- Required work:
Every line holding the string "headline" is to be copied from the entries below.
%%
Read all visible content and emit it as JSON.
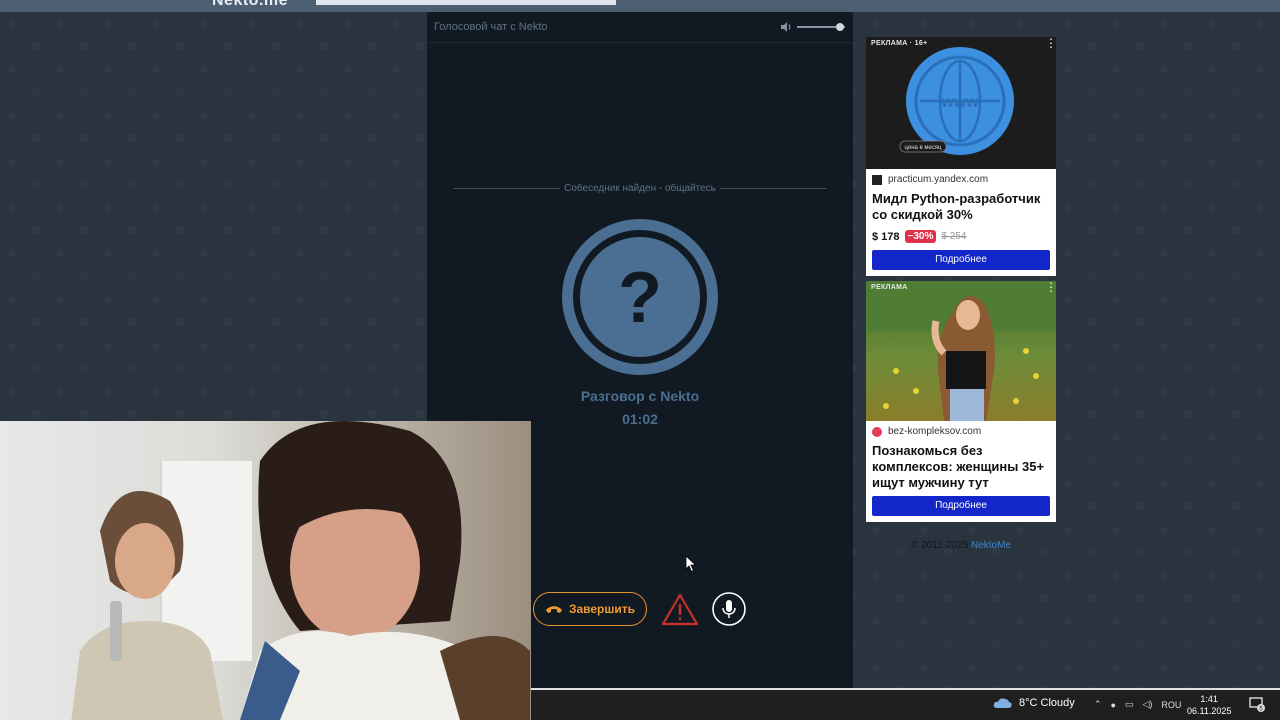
{
  "topbar": {
    "brand": "Nekto.me"
  },
  "chat": {
    "title": "Голосовой чат с Nekto",
    "status": "Собеседник найден - общайтесь",
    "avatar_glyph": "?",
    "conversation_title": "Разговор с Nekto",
    "timer": "01:02",
    "volume_level": 0.9,
    "buttons": {
      "end_label": "Завершить"
    }
  },
  "ads": [
    {
      "label": "РЕКЛАМА · 16+",
      "domain": "practicum.yandex.com",
      "headline": "Мидл Python-разработчик со скидкой 30%",
      "price_now": "$ 178",
      "discount": "−30%",
      "price_old": "$ 254",
      "button": "Подробнее",
      "image_caption": "цена в месяц"
    },
    {
      "label": "РЕКЛАМА",
      "domain": "bez-kompleksov.com",
      "headline": "Познакомься без комплексов: женщины 35+ ищут мужчину тут",
      "button": "Подробнее"
    }
  ],
  "footer": {
    "copyright": "© 2011-2025",
    "link": "NektoMe"
  },
  "taskbar": {
    "weather": "8°C  Cloudy",
    "language": "ROU",
    "time": "1:41",
    "date": "06.11.2025",
    "notifications": "5"
  },
  "colors": {
    "accent_orange": "#f09a30",
    "accent_blue": "#4a6f93",
    "ad_button": "#1226c9",
    "discount_red": "#e0304a"
  }
}
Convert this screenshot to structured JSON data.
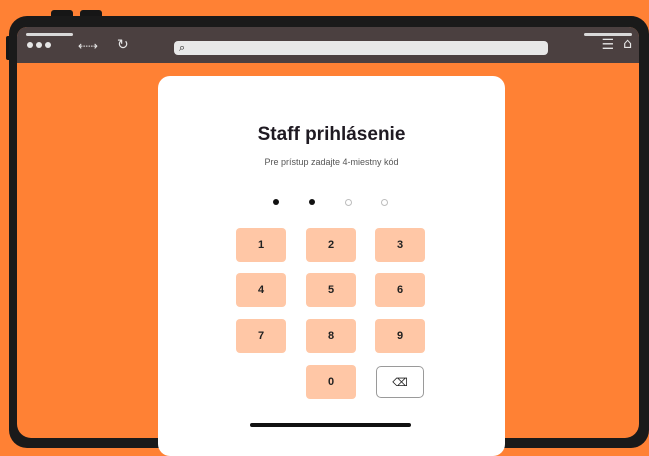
{
  "browser": {
    "nav_arrows": "⇠⇢",
    "reload_icon": "↻",
    "search_icon": "⌕",
    "menu_icon": "☰",
    "home_icon": "⌂"
  },
  "login": {
    "title": "Staff prihlásenie",
    "subtitle": "Pre prístup zadajte 4-miestny kód",
    "pin_length": 4,
    "pin_entered": 2
  },
  "keypad": {
    "keys": [
      "1",
      "2",
      "3",
      "4",
      "5",
      "6",
      "7",
      "8",
      "9",
      "0"
    ],
    "delete_label": "⌫"
  },
  "colors": {
    "background": "#ff8134",
    "key": "#ffc7a6",
    "toolbar": "#4b4040"
  }
}
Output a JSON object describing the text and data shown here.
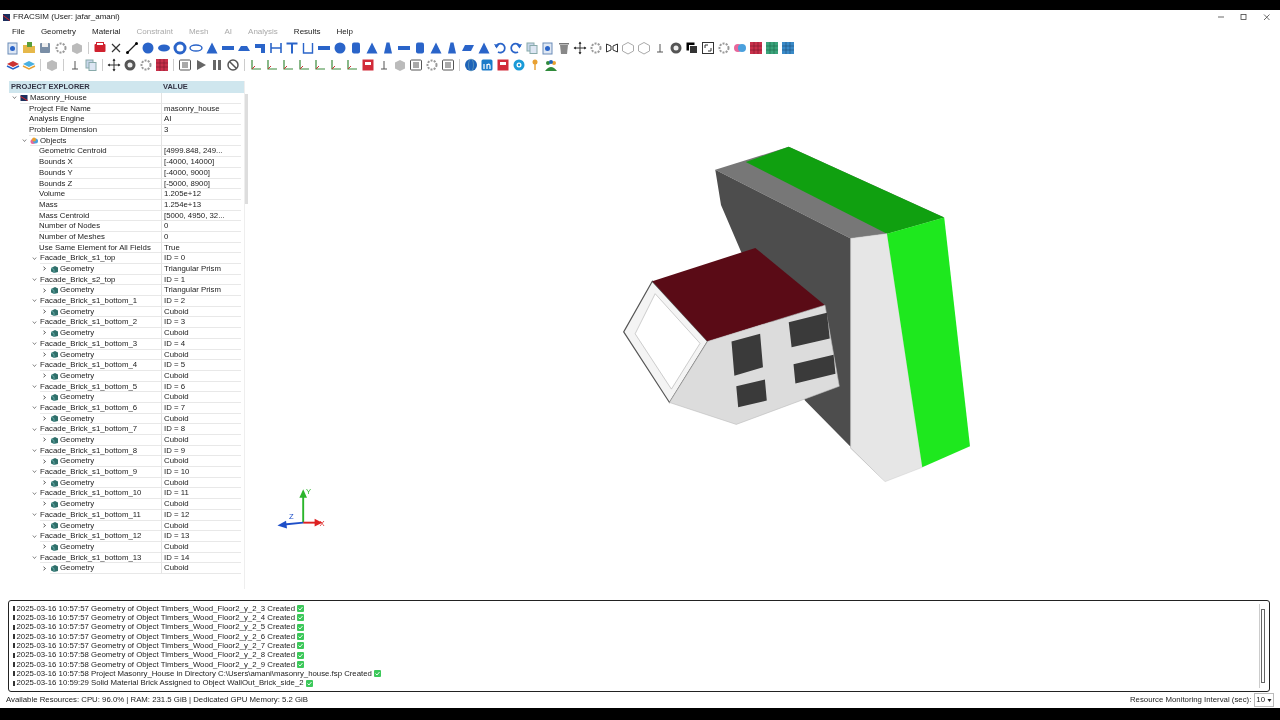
{
  "window": {
    "title": "FRACSIM (User: jafar_amani)"
  },
  "menu": [
    {
      "label": "File",
      "disabled": false
    },
    {
      "label": "Geometry",
      "disabled": false
    },
    {
      "label": "Material",
      "disabled": false
    },
    {
      "label": "Constraint",
      "disabled": true
    },
    {
      "label": "Mesh",
      "disabled": true
    },
    {
      "label": "AI",
      "disabled": true
    },
    {
      "label": "Analysis",
      "disabled": true
    },
    {
      "label": "Results",
      "disabled": false
    },
    {
      "label": "Help",
      "disabled": false
    }
  ],
  "explorer": {
    "columns": [
      "PROJECT EXPLORER",
      "VALUE"
    ],
    "tree": [
      {
        "label": "Masonry_House",
        "kind": "project",
        "expanded": true,
        "children": [
          {
            "label": "Project File Name",
            "value": "masonry_house"
          },
          {
            "label": "Analysis Engine",
            "value": "AI"
          },
          {
            "label": "Problem Dimension",
            "value": "3"
          },
          {
            "label": "Objects",
            "kind": "objects",
            "expanded": true,
            "children": [
              {
                "label": "Geometric Centroid",
                "value": "[4999.848, 249..."
              },
              {
                "label": "Bounds X",
                "value": "[-4000, 14000]"
              },
              {
                "label": "Bounds Y",
                "value": "[-4000, 9000]"
              },
              {
                "label": "Bounds Z",
                "value": "[-5000, 8900]"
              },
              {
                "label": "Volume",
                "value": "1.205e+12"
              },
              {
                "label": "Mass",
                "value": "1.254e+13"
              },
              {
                "label": "Mass Centroid",
                "value": "[5000, 4950, 32..."
              },
              {
                "label": "Number of Nodes",
                "value": "0"
              },
              {
                "label": "Number of Meshes",
                "value": "0"
              },
              {
                "label": "Use Same Element for All Fields",
                "value": "True"
              },
              {
                "label": "Facade_Brick_s1_top",
                "value": "ID = 0",
                "expanded": true,
                "children": [
                  {
                    "label": "Geometry",
                    "kind": "geometry",
                    "value": "Triangular Prism",
                    "expanded": false
                  }
                ]
              },
              {
                "label": "Facade_Brick_s2_top",
                "value": "ID = 1",
                "expanded": true,
                "children": [
                  {
                    "label": "Geometry",
                    "kind": "geometry",
                    "value": "Triangular Prism",
                    "expanded": false
                  }
                ]
              },
              {
                "label": "Facade_Brick_s1_bottom_1",
                "value": "ID = 2",
                "expanded": true,
                "children": [
                  {
                    "label": "Geometry",
                    "kind": "geometry",
                    "value": "Cuboid",
                    "expanded": false
                  }
                ]
              },
              {
                "label": "Facade_Brick_s1_bottom_2",
                "value": "ID = 3",
                "expanded": true,
                "children": [
                  {
                    "label": "Geometry",
                    "kind": "geometry",
                    "value": "Cuboid",
                    "expanded": false
                  }
                ]
              },
              {
                "label": "Facade_Brick_s1_bottom_3",
                "value": "ID = 4",
                "expanded": true,
                "children": [
                  {
                    "label": "Geometry",
                    "kind": "geometry",
                    "value": "Cuboid",
                    "expanded": false
                  }
                ]
              },
              {
                "label": "Facade_Brick_s1_bottom_4",
                "value": "ID = 5",
                "expanded": true,
                "children": [
                  {
                    "label": "Geometry",
                    "kind": "geometry",
                    "value": "Cuboid",
                    "expanded": false
                  }
                ]
              },
              {
                "label": "Facade_Brick_s1_bottom_5",
                "value": "ID = 6",
                "expanded": true,
                "children": [
                  {
                    "label": "Geometry",
                    "kind": "geometry",
                    "value": "Cuboid",
                    "expanded": false
                  }
                ]
              },
              {
                "label": "Facade_Brick_s1_bottom_6",
                "value": "ID = 7",
                "expanded": true,
                "children": [
                  {
                    "label": "Geometry",
                    "kind": "geometry",
                    "value": "Cuboid",
                    "expanded": false
                  }
                ]
              },
              {
                "label": "Facade_Brick_s1_bottom_7",
                "value": "ID = 8",
                "expanded": true,
                "children": [
                  {
                    "label": "Geometry",
                    "kind": "geometry",
                    "value": "Cuboid",
                    "expanded": false
                  }
                ]
              },
              {
                "label": "Facade_Brick_s1_bottom_8",
                "value": "ID = 9",
                "expanded": true,
                "children": [
                  {
                    "label": "Geometry",
                    "kind": "geometry",
                    "value": "Cuboid",
                    "expanded": false
                  }
                ]
              },
              {
                "label": "Facade_Brick_s1_bottom_9",
                "value": "ID = 10",
                "expanded": true,
                "children": [
                  {
                    "label": "Geometry",
                    "kind": "geometry",
                    "value": "Cuboid",
                    "expanded": false
                  }
                ]
              },
              {
                "label": "Facade_Brick_s1_bottom_10",
                "value": "ID = 11",
                "expanded": true,
                "children": [
                  {
                    "label": "Geometry",
                    "kind": "geometry",
                    "value": "Cuboid",
                    "expanded": false
                  }
                ]
              },
              {
                "label": "Facade_Brick_s1_bottom_11",
                "value": "ID = 12",
                "expanded": true,
                "children": [
                  {
                    "label": "Geometry",
                    "kind": "geometry",
                    "value": "Cuboid",
                    "expanded": false
                  }
                ]
              },
              {
                "label": "Facade_Brick_s1_bottom_12",
                "value": "ID = 13",
                "expanded": true,
                "children": [
                  {
                    "label": "Geometry",
                    "kind": "geometry",
                    "value": "Cuboid",
                    "expanded": false
                  }
                ]
              },
              {
                "label": "Facade_Brick_s1_bottom_13",
                "value": "ID = 14",
                "expanded": true,
                "children": [
                  {
                    "label": "Geometry",
                    "kind": "geometry",
                    "value": "Cuboid",
                    "expanded": false
                  }
                ]
              }
            ]
          }
        ]
      }
    ]
  },
  "viewport": {
    "axes": [
      "Y",
      "Z",
      "X"
    ]
  },
  "log": [
    "2025-03-16 10:57:57 Geometry of Object Timbers_Wood_Floor2_y_2_3 Created",
    "2025-03-16 10:57:57 Geometry of Object Timbers_Wood_Floor2_y_2_4 Created",
    "2025-03-16 10:57:57 Geometry of Object Timbers_Wood_Floor2_y_2_5 Created",
    "2025-03-16 10:57:57 Geometry of Object Timbers_Wood_Floor2_y_2_6 Created",
    "2025-03-16 10:57:57 Geometry of Object Timbers_Wood_Floor2_y_2_7 Created",
    "2025-03-16 10:57:58 Geometry of Object Timbers_Wood_Floor2_y_2_8 Created",
    "2025-03-16 10:57:58 Geometry of Object Timbers_Wood_Floor2_y_2_9 Created",
    "2025-03-16 10:57:58 Project Masonry_House in Directory C:\\Users\\amani\\masonry_house.fsp Created",
    "2025-03-16 10:59:29 Solid Material Brick Assigned to Object WallOut_Brick_side_2"
  ],
  "status_bar": {
    "resources": "Available Resources: CPU: 96.0% | RAM: 231.5 GiB | Dedicated GPU Memory: 5.2 GiB",
    "interval_label": "Resource Monitoring Interval (sec):",
    "interval_value": "10"
  }
}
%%
- The completed task:
      "headline": "Мидл Python-разработчик со скидкой 30%",
      "headline": "Познакомься без комплексов: женщины 35+ ищут мужчину тут",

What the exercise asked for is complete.